▸ **Exercise directions**
Every line with "lcss" in it must be copied from the data.

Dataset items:
****************
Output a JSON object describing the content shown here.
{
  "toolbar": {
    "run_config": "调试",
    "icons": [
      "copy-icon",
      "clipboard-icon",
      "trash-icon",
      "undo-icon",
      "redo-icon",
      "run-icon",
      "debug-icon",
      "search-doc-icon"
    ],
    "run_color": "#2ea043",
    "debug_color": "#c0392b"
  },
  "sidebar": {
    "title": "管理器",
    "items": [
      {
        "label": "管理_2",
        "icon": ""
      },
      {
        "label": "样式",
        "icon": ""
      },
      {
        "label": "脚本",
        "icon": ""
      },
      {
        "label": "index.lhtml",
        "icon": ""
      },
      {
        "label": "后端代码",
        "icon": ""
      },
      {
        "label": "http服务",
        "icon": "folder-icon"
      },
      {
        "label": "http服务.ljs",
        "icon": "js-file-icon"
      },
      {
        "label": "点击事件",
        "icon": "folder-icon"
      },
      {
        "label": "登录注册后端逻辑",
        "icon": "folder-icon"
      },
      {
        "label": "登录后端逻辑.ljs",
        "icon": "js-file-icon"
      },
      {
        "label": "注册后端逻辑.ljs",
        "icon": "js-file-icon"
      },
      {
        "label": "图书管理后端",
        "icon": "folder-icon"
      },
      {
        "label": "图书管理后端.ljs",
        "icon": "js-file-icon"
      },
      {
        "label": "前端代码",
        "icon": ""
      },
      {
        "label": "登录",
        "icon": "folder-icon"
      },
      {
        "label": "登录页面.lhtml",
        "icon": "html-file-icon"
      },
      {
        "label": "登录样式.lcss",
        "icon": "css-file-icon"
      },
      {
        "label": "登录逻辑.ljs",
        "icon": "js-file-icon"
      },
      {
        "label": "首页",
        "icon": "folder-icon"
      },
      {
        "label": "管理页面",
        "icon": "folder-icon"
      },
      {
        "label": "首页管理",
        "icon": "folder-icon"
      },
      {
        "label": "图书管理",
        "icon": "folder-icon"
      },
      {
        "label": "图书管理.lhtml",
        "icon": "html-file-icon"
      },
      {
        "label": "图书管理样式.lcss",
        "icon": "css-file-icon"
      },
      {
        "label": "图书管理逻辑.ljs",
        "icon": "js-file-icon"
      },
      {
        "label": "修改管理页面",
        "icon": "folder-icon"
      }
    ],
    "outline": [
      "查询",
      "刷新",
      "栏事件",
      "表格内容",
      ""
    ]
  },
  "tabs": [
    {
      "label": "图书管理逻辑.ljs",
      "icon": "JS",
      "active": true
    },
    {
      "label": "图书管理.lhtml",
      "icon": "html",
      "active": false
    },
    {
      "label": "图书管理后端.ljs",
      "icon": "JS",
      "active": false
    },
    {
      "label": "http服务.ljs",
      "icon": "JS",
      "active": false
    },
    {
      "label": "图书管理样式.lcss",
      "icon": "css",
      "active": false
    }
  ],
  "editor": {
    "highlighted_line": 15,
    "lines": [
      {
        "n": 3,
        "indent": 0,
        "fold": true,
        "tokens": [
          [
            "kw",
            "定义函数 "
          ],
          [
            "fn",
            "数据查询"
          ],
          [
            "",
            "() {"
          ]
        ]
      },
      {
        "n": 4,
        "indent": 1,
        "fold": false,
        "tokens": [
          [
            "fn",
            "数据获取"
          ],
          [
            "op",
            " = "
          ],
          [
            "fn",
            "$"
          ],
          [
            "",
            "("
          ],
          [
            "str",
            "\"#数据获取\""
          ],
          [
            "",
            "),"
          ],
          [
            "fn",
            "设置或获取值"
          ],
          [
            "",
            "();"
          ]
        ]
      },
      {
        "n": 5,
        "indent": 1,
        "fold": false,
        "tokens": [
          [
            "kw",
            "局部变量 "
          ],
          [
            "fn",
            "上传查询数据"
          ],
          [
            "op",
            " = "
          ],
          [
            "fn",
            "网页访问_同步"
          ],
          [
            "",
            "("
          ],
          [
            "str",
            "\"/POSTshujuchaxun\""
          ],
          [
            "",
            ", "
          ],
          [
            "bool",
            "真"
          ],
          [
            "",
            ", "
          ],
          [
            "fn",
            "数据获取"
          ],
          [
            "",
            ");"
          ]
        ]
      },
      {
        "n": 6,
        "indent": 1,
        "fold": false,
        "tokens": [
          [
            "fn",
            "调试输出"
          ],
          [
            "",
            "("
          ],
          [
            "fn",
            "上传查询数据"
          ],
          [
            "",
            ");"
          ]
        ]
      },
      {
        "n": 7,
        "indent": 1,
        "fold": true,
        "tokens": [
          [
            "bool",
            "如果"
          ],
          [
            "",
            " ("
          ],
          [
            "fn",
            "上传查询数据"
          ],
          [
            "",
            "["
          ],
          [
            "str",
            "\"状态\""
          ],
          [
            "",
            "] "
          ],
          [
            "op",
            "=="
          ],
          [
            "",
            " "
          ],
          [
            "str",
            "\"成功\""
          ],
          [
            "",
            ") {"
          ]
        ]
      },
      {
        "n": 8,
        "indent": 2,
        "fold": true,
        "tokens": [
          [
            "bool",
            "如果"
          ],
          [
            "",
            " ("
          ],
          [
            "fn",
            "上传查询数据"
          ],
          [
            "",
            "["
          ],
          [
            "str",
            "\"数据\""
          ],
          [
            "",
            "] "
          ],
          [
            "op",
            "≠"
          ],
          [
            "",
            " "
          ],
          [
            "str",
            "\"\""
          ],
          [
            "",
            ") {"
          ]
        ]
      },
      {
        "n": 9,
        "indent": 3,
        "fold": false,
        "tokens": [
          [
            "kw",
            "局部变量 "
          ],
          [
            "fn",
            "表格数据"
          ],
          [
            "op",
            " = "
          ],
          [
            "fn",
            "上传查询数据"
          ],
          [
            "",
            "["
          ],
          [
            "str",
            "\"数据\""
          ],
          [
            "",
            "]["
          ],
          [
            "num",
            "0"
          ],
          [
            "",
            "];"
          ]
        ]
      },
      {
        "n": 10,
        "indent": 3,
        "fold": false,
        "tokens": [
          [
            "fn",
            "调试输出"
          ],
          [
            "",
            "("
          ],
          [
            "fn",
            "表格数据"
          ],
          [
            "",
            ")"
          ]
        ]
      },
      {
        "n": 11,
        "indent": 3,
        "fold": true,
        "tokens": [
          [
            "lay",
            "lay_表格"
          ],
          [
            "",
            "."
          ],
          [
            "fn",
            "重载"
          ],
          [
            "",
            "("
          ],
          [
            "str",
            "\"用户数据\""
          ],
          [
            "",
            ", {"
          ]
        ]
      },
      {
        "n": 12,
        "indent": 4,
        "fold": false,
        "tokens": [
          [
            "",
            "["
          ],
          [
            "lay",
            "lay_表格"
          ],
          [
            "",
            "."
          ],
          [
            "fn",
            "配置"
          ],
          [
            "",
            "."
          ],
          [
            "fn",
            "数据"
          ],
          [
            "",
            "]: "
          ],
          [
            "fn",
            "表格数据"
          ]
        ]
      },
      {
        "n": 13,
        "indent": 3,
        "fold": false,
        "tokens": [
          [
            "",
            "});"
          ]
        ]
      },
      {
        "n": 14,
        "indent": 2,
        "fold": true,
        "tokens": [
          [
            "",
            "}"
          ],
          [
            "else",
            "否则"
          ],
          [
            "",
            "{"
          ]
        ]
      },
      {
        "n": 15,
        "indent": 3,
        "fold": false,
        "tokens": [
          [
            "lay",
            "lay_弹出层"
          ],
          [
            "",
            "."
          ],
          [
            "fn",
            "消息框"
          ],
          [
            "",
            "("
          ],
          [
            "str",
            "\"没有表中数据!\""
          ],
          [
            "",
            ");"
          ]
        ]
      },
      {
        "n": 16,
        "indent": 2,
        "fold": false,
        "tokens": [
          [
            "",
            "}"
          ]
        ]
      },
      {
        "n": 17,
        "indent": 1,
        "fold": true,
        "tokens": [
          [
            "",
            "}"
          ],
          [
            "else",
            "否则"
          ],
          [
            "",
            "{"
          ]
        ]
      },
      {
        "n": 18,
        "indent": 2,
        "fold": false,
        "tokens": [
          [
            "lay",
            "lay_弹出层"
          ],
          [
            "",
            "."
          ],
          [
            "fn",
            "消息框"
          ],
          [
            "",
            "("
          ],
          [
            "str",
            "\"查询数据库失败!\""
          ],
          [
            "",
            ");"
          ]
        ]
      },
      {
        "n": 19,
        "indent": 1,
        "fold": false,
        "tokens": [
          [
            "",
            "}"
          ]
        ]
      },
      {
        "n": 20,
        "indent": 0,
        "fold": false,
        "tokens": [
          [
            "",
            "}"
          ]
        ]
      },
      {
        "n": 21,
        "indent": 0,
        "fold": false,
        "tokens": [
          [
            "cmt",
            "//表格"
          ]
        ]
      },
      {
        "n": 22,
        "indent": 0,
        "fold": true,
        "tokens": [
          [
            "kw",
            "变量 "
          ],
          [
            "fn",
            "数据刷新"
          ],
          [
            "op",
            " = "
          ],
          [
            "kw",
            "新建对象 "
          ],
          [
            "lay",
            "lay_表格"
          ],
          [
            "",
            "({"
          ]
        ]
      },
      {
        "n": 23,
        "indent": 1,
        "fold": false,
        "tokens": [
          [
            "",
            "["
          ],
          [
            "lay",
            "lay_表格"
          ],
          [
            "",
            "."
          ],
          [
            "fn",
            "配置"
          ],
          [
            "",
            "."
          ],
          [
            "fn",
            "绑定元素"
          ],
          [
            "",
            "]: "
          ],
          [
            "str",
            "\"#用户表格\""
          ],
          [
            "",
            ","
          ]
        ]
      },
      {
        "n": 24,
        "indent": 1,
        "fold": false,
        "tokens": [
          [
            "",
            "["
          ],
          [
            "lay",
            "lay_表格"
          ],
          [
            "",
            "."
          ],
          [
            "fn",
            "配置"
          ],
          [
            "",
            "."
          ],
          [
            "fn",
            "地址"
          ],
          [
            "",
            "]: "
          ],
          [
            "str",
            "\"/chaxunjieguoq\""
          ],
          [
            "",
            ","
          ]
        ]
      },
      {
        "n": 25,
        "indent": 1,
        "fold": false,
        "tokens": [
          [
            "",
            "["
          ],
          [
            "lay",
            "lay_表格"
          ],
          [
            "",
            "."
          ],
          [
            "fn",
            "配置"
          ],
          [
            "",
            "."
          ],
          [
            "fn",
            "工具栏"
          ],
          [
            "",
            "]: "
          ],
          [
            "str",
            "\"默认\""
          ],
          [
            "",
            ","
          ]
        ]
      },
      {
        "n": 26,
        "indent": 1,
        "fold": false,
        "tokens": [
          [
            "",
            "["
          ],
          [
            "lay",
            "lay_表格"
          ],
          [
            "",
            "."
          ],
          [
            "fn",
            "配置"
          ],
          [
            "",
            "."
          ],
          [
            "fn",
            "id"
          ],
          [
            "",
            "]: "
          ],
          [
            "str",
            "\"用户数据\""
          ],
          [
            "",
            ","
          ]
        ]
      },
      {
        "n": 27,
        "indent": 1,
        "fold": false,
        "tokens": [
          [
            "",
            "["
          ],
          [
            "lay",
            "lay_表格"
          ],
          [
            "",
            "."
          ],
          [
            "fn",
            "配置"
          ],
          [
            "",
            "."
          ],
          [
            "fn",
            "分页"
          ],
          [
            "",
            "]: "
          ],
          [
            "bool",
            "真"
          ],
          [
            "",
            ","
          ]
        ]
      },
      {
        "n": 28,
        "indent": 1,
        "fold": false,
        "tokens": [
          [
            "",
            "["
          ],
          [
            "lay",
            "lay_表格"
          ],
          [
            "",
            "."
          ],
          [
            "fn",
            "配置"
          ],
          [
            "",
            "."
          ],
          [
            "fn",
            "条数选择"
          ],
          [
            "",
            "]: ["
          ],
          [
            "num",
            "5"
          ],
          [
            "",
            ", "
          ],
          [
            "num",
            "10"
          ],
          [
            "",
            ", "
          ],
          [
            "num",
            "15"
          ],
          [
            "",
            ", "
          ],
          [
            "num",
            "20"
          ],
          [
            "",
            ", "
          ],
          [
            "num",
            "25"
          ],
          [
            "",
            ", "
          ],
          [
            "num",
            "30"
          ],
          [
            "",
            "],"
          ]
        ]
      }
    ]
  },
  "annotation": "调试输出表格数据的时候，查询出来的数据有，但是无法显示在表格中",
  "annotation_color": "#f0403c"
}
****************
▸ **Answer for the task**
        "label": "登录样式.lcss",
        "label": "图书管理样式.lcss",
      "label": "图书管理样式.lcss",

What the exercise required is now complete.